The third reason, not only is it a command, not only because of blind spots, but to become godly, holy, mature Christians. Great vision passage, Colossians 1:28 and 29. It says, “And we proclaim Him, admonishing every man and teaching every man, that we might present every man, every woman, every person complete in Christ.” And Paul says, “For this reason I labor,” or work or struggle or agonize, literally. It’s an athletic term. “…striving according to His power that mightily works within me.”

Proclaim, evangelism; once a person comes to Christ, teaching; information; then admonishing, correcting. Those three things have to happen for you to grow and for me to grow. You’ll never become a mature Christian if you can’t hear God speak through other people.

The fourth reason is it cultivates deep, loving relationships. 1 Thessalonians 2:8. The apostle Paul said, “It was our delight, not only to give away to you the gospel but our very selves, for you know that while we were among you, I was like a father with his children, like a mother nursing her babe.”

The deepest, deepest relationships you’ll ever have will not be the people that always pat you on the back, tell you how great you are, ha-ha, high-five you. The deepest relationships you’ll ever have are the people where, over time, they have freedom to speak into your life and you have freedom to speak into theirs.

See, the test of love isn’t patting people on the back and making them feel good all the time.
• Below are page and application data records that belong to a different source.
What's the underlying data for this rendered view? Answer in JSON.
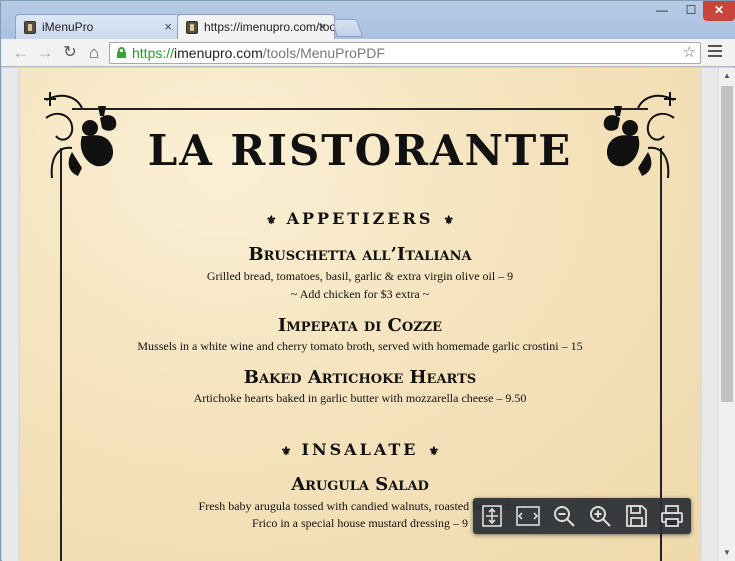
{
  "browser": {
    "tabs": [
      {
        "label": "iMenuPro",
        "active": false
      },
      {
        "label": "https://imenupro.com/too",
        "active": true
      }
    ],
    "url": {
      "scheme": "https://",
      "host": "imenupro.com",
      "path": "/tools/MenuProPDF"
    },
    "window_controls": {
      "minimize": "—",
      "maximize": "☐",
      "close": "✕"
    },
    "tab_close": "×"
  },
  "menu": {
    "title": "LA RISTORANTE",
    "sections": [
      {
        "heading": "APPETIZERS",
        "ornament": "⚜",
        "items": [
          {
            "name": "Bruschetta all’Italiana",
            "lines": [
              "Grilled bread, tomatoes, basil, garlic & extra virgin olive oil – 9",
              "~ Add chicken for $3 extra ~"
            ]
          },
          {
            "name": "Impepata di Cozze",
            "lines": [
              "Mussels in a white wine and cherry tomato broth, served with homemade garlic crostini – 15"
            ]
          },
          {
            "name": "Baked Artichoke Hearts",
            "lines": [
              "Artichoke hearts baked in garlic butter with mozzarella cheese – 9.50"
            ]
          }
        ]
      },
      {
        "heading": "INSALATE",
        "ornament": "⚜",
        "items": [
          {
            "name": "Arugula Salad",
            "lines": [
              "Fresh baby arugula tossed with candied walnuts, roasted beets, drie",
              "Frico in a special house mustard dressing – 9"
            ]
          }
        ]
      }
    ]
  },
  "pdf_toolbar": {
    "buttons": [
      "fit-page-icon",
      "fit-width-icon",
      "zoom-out-icon",
      "zoom-in-icon",
      "save-icon",
      "print-icon"
    ]
  },
  "colors": {
    "parchment": "#f5e4bf",
    "ink": "#111111",
    "secure_green": "#2a9a2a",
    "toolbar_bg": "#282c34"
  }
}
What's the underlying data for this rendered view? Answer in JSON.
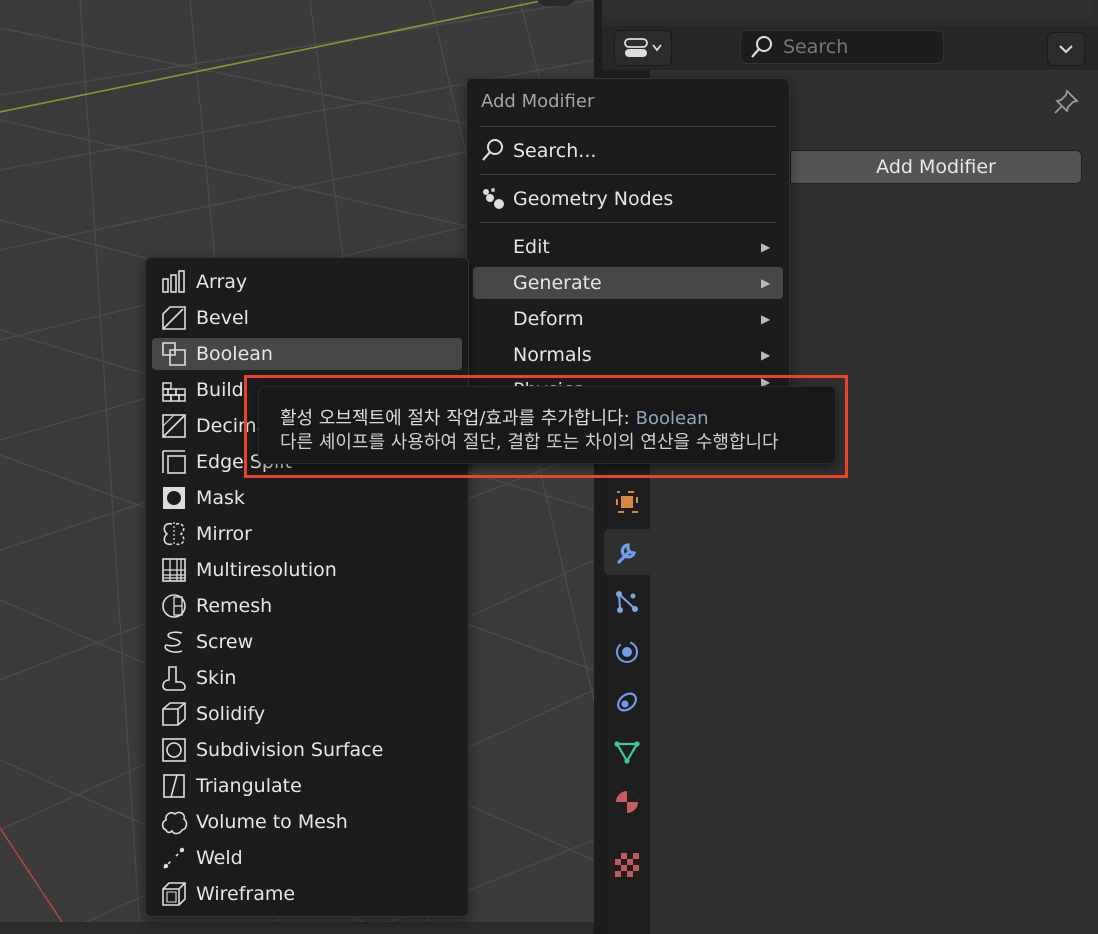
{
  "header": {
    "search_placeholder": "Search"
  },
  "properties": {
    "add_modifier_button": "Add Modifier"
  },
  "add_menu": {
    "title": "Add Modifier",
    "search": "Search...",
    "geometry_nodes": "Geometry Nodes",
    "categories": [
      "Edit",
      "Generate",
      "Deform",
      "Normals",
      "Physics"
    ],
    "highlighted": "Generate"
  },
  "generate_menu": {
    "items": [
      "Array",
      "Bevel",
      "Boolean",
      "Build",
      "Decimate",
      "Edge Split",
      "Mask",
      "Mirror",
      "Multiresolution",
      "Remesh",
      "Screw",
      "Skin",
      "Solidify",
      "Subdivision Surface",
      "Triangulate",
      "Volume to Mesh",
      "Weld",
      "Wireframe"
    ],
    "highlighted": "Boolean"
  },
  "tooltip": {
    "line1": "활성 오브젝트에 절차 작업/효과를 추가합니다:",
    "name": "Boolean",
    "line2": "다른 셰이프를 사용하여 절단, 결합 또는 차이의 연산을 수행합니다"
  },
  "colors": {
    "highlight_box": "#e8442a",
    "grid_line": "#4a4a4a",
    "x_axis": "#b04a4a",
    "y_axis": "#8aa83a"
  },
  "icons": {
    "tabs": [
      "object-icon",
      "modifier-wrench-icon",
      "particles-icon",
      "physics-icon",
      "constraints-icon",
      "object-data-icon",
      "material-icon",
      "texture-icon"
    ]
  }
}
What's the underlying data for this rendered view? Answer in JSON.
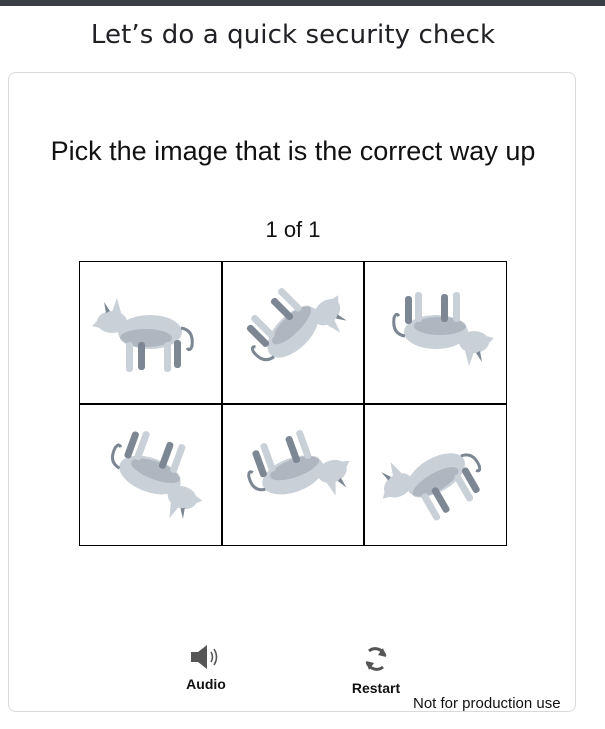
{
  "header": {
    "title": "Let’s do a quick security check"
  },
  "challenge": {
    "prompt": "Pick the image that is the correct way up",
    "progress": "1 of 1",
    "tiles": [
      {
        "index": 1,
        "orientation_deg": 0
      },
      {
        "index": 2,
        "orientation_deg": 135
      },
      {
        "index": 3,
        "orientation_deg": 180
      },
      {
        "index": 4,
        "orientation_deg": 200
      },
      {
        "index": 5,
        "orientation_deg": 160
      },
      {
        "index": 6,
        "orientation_deg": -30
      }
    ]
  },
  "controls": {
    "audio_label": "Audio",
    "restart_label": "Restart",
    "audio_icon": "speaker-icon",
    "restart_icon": "refresh-icon"
  },
  "footer": {
    "note": "Not for production use"
  },
  "colors": {
    "topbar": "#3a3d42",
    "animal_body": "#c9d0d8",
    "animal_shadow": "#7d8794",
    "icon": "#555555"
  }
}
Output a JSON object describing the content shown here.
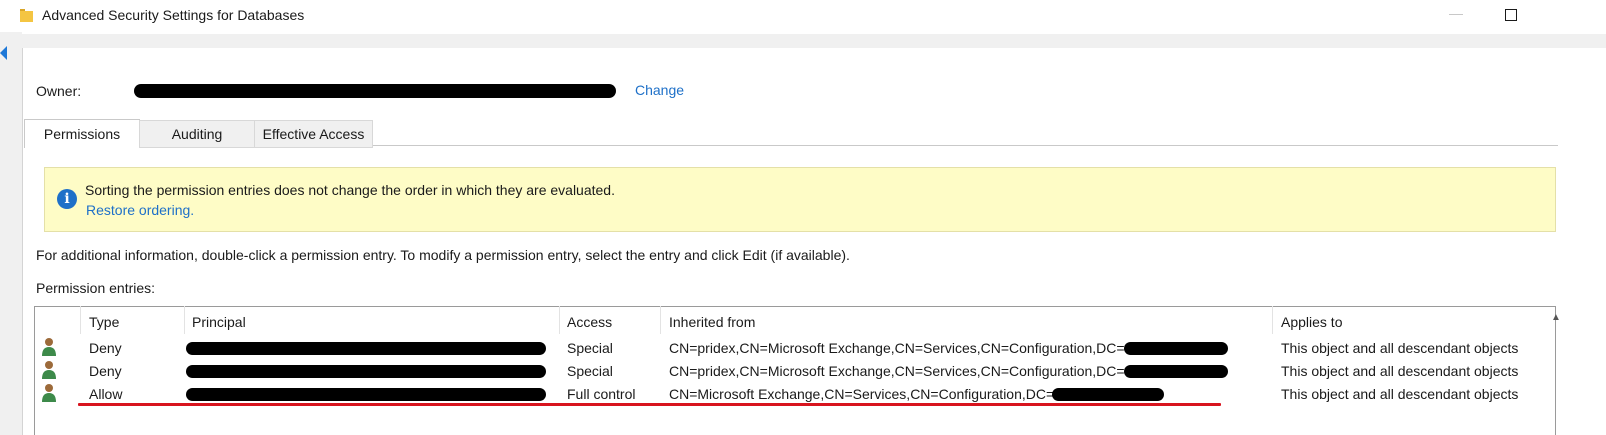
{
  "window": {
    "title": "Advanced Security Settings for Databases",
    "icon": "folder-icon",
    "min_icon": "minimize-icon",
    "max_icon": "maximize-icon"
  },
  "owner": {
    "label": "Owner:",
    "change_label": "Change"
  },
  "tabs": [
    {
      "label": "Permissions",
      "active": true
    },
    {
      "label": "Auditing",
      "active": false
    },
    {
      "label": "Effective Access",
      "active": false
    }
  ],
  "info": {
    "icon": "info-icon",
    "message": "Sorting the permission entries does not change the order in which they are evaluated.",
    "restore_label": "Restore ordering."
  },
  "help_text": "For additional information, double-click a permission entry. To modify a permission entry, select the entry and click Edit (if available).",
  "entries_label": "Permission entries:",
  "table": {
    "columns": [
      "Type",
      "Principal",
      "Access",
      "Inherited from",
      "Applies to"
    ],
    "rows": [
      {
        "type": "Deny",
        "access": "Special",
        "inherited": "CN=pridex,CN=Microsoft Exchange,CN=Services,CN=Configuration,DC=",
        "applies": "This object and all descendant objects"
      },
      {
        "type": "Deny",
        "access": "Special",
        "inherited": "CN=pridex,CN=Microsoft Exchange,CN=Services,CN=Configuration,DC=",
        "applies": "This object and all descendant objects"
      },
      {
        "type": "Allow",
        "access": "Full control",
        "inherited": "CN=Microsoft Exchange,CN=Services,CN=Configuration,DC=",
        "applies": "This object and all descendant objects"
      }
    ]
  },
  "colors": {
    "link": "#1e70c8",
    "info_bg": "#fefcc6",
    "annotation_underline": "#d8141e"
  }
}
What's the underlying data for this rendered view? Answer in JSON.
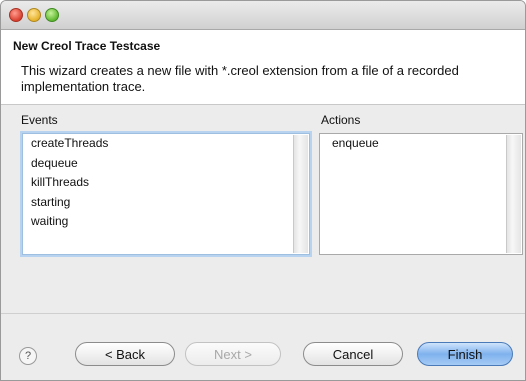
{
  "window": {
    "title_bar_buttons": [
      "close",
      "minimize",
      "zoom"
    ]
  },
  "header": {
    "title": "New Creol Trace Testcase",
    "description": "This wizard creates a new file with *.creol extension from a file of a recorded implementation trace."
  },
  "events": {
    "label": "Events",
    "items": [
      "createThreads",
      "dequeue",
      "killThreads",
      "starting",
      "waiting"
    ]
  },
  "actions": {
    "label": "Actions",
    "items": [
      "enqueue"
    ]
  },
  "footer": {
    "help_icon": "?",
    "back_label": "< Back",
    "next_label": "Next >",
    "cancel_label": "Cancel",
    "finish_label": "Finish"
  }
}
The test of love is wanting what is best for them so bad you’re willing to risk the relationship.

Now, as you’re thinking about that person that God might just want you to be His voice to speak into their life, do you love them? Do you love them? Do you love them enough to tell the truth?